§ Study material:
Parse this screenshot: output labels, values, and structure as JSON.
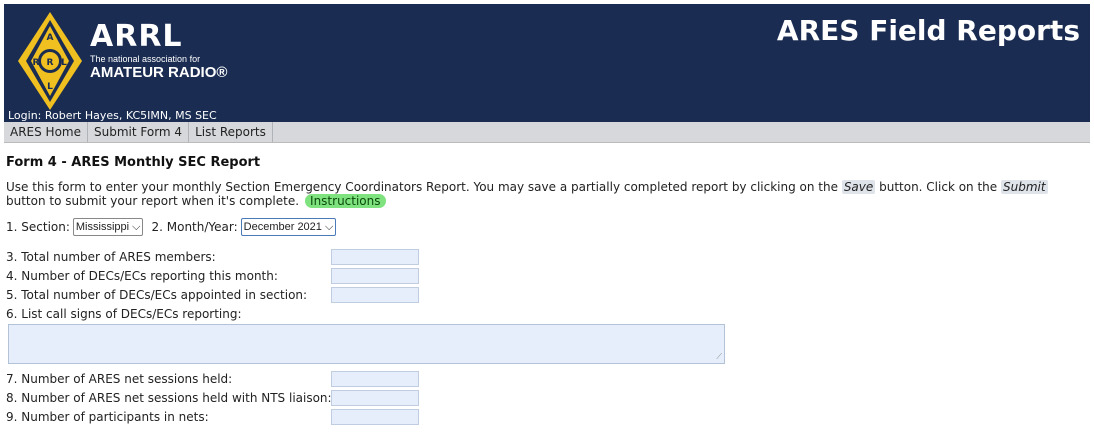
{
  "header": {
    "brand": "ARRL",
    "tagline": "The national association for",
    "subtitle": "AMATEUR RADIO®",
    "title": "ARES Field Reports",
    "login": "Login: Robert Hayes, KC5IMN, MS SEC"
  },
  "nav": [
    {
      "label": "ARES Home"
    },
    {
      "label": "Submit Form 4"
    },
    {
      "label": "List Reports"
    }
  ],
  "form": {
    "heading": "Form 4 - ARES Monthly SEC Report",
    "intro_part1": "Use this form to enter your monthly Section Emergency Coordinators Report. You may save a partially completed report by clicking on the ",
    "save_word": "Save",
    "intro_part2": " button. Click on the ",
    "submit_word": "Submit",
    "intro_part3": " button to submit your report when it's complete.",
    "instructions": "Instructions",
    "section_label": "1. Section:",
    "section_value": "Mississippi",
    "month_label": "2. Month/Year:",
    "month_value": "December 2021",
    "q3": "3. Total number of ARES members:",
    "q4": "4. Number of DECs/ECs reporting this month:",
    "q5": "5. Total number of DECs/ECs appointed in section:",
    "q6": "6. List call signs of DECs/ECs reporting:",
    "q7": "7. Number of ARES net sessions held:",
    "q8": "8. Number of ARES net sessions held with NTS liaison:",
    "q9": "9. Number of participants in nets:"
  }
}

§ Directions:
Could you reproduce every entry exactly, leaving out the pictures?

§ Exercise answer:
Parse this screenshot: output labels, values, and structure as JSON.
{
  "header": {
    "brand": "ARRL",
    "tagline": "The national association for",
    "subtitle": "AMATEUR RADIO®",
    "title": "ARES Field Reports",
    "login": "Login: Robert Hayes, KC5IMN, MS SEC"
  },
  "nav": [
    {
      "label": "ARES Home"
    },
    {
      "label": "Submit Form 4"
    },
    {
      "label": "List Reports"
    }
  ],
  "form": {
    "heading": "Form 4 - ARES Monthly SEC Report",
    "intro_part1": "Use this form to enter your monthly Section Emergency Coordinators Report. You may save a partially completed report by clicking on the ",
    "save_word": "Save",
    "intro_part2": " button. Click on the ",
    "submit_word": "Submit",
    "intro_part3": " button to submit your report when it's complete.",
    "instructions": "Instructions",
    "section_label": "1. Section:",
    "section_value": "Mississippi",
    "month_label": "2. Month/Year:",
    "month_value": "December 2021",
    "q3": "3. Total number of ARES members:",
    "q4": "4. Number of DECs/ECs reporting this month:",
    "q5": "5. Total number of DECs/ECs appointed in section:",
    "q6": "6. List call signs of DECs/ECs reporting:",
    "q7": "7. Number of ARES net sessions held:",
    "q8": "8. Number of ARES net sessions held with NTS liaison:",
    "q9": "9. Number of participants in nets:"
  }
}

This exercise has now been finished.